* **Work to complete**
Work out the number of lines that hold "nタイプ" in the listing, and give that number with no other text.

* **Material for the task**
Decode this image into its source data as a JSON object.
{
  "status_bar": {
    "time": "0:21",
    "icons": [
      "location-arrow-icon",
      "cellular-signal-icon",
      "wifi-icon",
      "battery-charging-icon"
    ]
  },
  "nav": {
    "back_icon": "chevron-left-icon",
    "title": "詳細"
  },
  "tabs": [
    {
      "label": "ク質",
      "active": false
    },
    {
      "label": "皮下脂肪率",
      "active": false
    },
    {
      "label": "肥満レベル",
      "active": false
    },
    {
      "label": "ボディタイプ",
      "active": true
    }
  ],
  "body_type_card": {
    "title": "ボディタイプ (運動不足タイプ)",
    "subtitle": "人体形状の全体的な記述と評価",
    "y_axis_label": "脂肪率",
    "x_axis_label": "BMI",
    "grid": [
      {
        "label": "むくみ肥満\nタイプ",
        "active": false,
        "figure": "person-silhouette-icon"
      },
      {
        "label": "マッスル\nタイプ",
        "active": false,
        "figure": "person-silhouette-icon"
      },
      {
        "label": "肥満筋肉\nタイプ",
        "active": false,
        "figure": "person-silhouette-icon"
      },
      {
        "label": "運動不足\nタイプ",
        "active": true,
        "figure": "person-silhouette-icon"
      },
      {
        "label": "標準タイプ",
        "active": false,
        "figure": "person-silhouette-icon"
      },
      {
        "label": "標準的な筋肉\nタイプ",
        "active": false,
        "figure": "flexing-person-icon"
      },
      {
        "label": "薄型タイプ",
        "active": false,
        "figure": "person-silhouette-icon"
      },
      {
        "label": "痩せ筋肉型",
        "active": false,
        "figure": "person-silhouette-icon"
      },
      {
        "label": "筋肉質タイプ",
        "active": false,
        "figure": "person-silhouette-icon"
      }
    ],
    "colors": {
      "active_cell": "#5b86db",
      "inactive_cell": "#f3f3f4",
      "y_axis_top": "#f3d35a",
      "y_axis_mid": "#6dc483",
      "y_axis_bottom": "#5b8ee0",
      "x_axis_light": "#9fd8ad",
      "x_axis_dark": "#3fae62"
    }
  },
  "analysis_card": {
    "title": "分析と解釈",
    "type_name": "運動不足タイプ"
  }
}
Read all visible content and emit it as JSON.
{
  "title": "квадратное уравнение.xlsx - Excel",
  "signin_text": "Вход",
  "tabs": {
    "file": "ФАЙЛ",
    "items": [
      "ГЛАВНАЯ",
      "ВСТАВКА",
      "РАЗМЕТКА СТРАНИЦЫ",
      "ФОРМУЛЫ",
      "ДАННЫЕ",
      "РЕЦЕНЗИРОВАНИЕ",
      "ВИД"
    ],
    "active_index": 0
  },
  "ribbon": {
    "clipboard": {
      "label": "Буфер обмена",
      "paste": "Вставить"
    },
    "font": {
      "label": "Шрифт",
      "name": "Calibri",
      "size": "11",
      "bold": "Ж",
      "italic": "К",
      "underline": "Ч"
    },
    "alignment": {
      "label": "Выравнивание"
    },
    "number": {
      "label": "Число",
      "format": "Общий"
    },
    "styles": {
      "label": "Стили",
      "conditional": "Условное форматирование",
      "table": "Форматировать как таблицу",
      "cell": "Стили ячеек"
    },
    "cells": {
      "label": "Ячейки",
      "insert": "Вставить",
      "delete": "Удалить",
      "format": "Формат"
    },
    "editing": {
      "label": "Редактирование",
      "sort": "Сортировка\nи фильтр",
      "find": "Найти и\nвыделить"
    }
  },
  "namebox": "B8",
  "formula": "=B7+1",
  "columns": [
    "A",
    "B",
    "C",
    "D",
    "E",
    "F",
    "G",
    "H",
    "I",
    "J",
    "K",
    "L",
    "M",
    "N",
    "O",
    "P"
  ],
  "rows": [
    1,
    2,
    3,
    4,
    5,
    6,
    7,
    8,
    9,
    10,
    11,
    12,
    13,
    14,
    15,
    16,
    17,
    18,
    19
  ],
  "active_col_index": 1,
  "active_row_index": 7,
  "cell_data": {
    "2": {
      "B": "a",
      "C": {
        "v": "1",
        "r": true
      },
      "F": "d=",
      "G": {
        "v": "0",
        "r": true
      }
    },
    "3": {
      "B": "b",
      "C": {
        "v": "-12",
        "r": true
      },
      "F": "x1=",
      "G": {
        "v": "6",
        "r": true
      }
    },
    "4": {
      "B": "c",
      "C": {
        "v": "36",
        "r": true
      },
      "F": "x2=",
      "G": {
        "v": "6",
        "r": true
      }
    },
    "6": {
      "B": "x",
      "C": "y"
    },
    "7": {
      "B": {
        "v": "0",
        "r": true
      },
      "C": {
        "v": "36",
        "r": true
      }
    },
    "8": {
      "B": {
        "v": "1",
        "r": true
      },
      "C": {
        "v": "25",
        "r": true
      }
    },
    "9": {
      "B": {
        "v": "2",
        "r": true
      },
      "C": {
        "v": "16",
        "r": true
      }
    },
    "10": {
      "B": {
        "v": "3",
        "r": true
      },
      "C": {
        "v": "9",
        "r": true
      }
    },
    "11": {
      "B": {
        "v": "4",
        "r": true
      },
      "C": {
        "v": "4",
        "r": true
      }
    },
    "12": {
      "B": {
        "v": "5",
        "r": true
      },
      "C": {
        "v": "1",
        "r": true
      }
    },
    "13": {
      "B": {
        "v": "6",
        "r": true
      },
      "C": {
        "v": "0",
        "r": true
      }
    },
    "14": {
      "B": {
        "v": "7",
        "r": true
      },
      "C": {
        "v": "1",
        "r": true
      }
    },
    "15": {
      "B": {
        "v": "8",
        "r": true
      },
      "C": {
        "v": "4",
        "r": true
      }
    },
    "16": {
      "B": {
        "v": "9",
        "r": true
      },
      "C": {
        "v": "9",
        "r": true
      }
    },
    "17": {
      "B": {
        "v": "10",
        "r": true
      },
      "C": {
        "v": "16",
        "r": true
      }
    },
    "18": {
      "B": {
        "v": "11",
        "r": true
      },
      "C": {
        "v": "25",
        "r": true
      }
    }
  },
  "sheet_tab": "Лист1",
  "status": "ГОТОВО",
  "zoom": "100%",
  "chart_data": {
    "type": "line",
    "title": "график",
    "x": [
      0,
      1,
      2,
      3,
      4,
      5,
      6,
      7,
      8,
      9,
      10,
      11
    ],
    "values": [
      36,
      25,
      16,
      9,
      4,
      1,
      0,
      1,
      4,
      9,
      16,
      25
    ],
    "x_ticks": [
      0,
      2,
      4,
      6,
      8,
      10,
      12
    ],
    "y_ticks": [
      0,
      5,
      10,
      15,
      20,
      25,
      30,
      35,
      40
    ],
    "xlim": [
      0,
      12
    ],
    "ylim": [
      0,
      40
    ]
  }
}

* **Answer for the task**
5